→ Data:
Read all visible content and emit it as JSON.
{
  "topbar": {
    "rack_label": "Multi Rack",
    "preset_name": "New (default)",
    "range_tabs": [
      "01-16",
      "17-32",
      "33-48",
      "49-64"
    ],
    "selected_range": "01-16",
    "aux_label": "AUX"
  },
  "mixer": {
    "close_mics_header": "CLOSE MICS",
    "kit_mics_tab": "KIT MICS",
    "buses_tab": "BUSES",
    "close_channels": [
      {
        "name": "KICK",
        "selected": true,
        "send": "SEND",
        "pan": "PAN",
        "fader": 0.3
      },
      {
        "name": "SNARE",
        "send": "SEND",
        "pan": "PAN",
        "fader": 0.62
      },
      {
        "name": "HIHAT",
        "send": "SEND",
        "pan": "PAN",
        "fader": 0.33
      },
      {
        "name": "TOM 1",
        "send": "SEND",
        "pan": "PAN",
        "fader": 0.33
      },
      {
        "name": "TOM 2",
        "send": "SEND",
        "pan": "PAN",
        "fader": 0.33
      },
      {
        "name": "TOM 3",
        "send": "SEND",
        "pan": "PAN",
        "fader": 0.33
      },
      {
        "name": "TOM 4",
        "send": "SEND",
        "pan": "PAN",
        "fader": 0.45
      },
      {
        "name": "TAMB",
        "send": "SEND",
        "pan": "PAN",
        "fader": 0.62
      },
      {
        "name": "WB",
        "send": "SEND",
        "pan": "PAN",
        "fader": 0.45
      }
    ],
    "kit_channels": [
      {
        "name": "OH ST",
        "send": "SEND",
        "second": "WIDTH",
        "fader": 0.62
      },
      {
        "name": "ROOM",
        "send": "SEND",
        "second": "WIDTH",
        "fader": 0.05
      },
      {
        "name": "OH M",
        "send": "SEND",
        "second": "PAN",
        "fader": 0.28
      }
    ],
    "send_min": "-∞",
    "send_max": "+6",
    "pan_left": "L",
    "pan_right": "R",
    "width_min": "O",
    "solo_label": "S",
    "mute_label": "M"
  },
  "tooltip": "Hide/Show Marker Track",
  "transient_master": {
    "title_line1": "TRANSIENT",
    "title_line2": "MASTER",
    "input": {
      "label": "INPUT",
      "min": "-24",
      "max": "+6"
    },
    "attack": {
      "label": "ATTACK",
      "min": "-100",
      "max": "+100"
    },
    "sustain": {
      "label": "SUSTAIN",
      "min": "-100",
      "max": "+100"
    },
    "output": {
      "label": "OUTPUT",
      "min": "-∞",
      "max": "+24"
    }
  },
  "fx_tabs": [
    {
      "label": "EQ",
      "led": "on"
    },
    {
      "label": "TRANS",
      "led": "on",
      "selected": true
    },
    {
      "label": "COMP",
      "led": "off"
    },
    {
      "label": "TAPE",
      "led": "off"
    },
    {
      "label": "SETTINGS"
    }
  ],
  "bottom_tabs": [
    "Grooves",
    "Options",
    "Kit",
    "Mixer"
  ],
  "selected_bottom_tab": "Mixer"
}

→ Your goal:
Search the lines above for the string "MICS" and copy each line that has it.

→ Answer to this problem:
    "close_mics_header": "CLOSE MICS",
    "kit_mics_tab": "KIT MICS",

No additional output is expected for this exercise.